NAHB Unveils Resources for Home Builders to Address Opioid Crisis
The National Association of Home Builders rolled new resources, “Opioids in the Home Building Industry: Making it Your Business,” to help residential construction companies address the opioid crisis facing the home building industry.
People who work in construction are significantly more likely to become addicted to opioids, like prescription painkillers, than other workers in the general population and are six times more likely to die as a result of overdose. In addition to the health and well-being of the employee, the impact on a business can be significant and includes loss of productivity, healthcare expenses, absenteeism, turnover and much more.
The resources provided by NAHB are the culmination of a year-long effort between NAHB senior leaders, local home builder association leaders, members, staff and Advocates for Human Potential Inc., who helped develop the materials. The initiative was funded through a generous grant from the Job-Site Safety Institute.
NAHB is taking an innovative approach to address opioid use and misuse, viewing the problem holistically and creating solutions and educational resources that address intervention points across the spectrum of prevention, treatment, recovery and return-to-work.
The materials are available to NAHB members and non-members alike to help increase the reach of these valuable resources. The resources include the following:
An executive training package, including a webinar and related downloadable materials, that explains why action is needed in the home building industry.
A supervisor training package on interventions in the workplace that includes a podcast and comprehensive written guidance.
A supervisor training package on preventing opioid misuse in home building.
Resources on pain management alternatives to opioids.
Fact sheets that explain the risks associated with taking opioids, identifying nonmedical opioids like heroin, and identifying medical opioids.
A comprehensive state-by-state guide of resources available locally.

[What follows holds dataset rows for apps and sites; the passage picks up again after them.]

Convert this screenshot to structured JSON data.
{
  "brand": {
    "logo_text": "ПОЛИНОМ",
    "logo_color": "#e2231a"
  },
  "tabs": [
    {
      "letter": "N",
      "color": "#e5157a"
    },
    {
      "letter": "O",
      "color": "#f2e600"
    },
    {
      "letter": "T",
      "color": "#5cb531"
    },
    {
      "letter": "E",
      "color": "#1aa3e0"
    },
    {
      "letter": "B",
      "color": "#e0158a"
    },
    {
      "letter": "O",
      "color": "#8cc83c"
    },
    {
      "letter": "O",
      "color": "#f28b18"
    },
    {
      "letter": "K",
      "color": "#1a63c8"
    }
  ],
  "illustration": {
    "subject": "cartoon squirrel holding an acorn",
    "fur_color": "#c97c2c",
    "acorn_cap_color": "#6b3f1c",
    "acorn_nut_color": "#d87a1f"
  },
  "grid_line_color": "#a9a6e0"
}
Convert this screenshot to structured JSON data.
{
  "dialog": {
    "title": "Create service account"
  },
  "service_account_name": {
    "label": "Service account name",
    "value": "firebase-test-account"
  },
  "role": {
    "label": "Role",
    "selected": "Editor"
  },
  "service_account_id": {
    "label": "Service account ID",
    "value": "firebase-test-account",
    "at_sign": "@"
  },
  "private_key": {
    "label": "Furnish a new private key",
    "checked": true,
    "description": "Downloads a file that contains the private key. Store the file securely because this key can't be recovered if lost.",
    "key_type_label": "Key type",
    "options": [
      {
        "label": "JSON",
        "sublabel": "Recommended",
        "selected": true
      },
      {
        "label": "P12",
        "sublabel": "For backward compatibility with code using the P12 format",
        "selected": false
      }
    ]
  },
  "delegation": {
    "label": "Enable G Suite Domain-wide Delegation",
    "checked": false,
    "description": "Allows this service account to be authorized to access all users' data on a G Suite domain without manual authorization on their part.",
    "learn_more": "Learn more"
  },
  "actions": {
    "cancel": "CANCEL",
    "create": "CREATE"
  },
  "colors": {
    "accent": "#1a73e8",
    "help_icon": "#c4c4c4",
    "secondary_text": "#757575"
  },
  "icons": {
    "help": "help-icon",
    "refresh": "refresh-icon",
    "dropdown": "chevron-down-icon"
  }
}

NAHB plans to continue this initiative and update and add to these resources as they are finalized. These tools will complement similar efforts by federal, state and local governments and healthcare organizations, which can also be found on the NAHB website (nahb.org/opioids).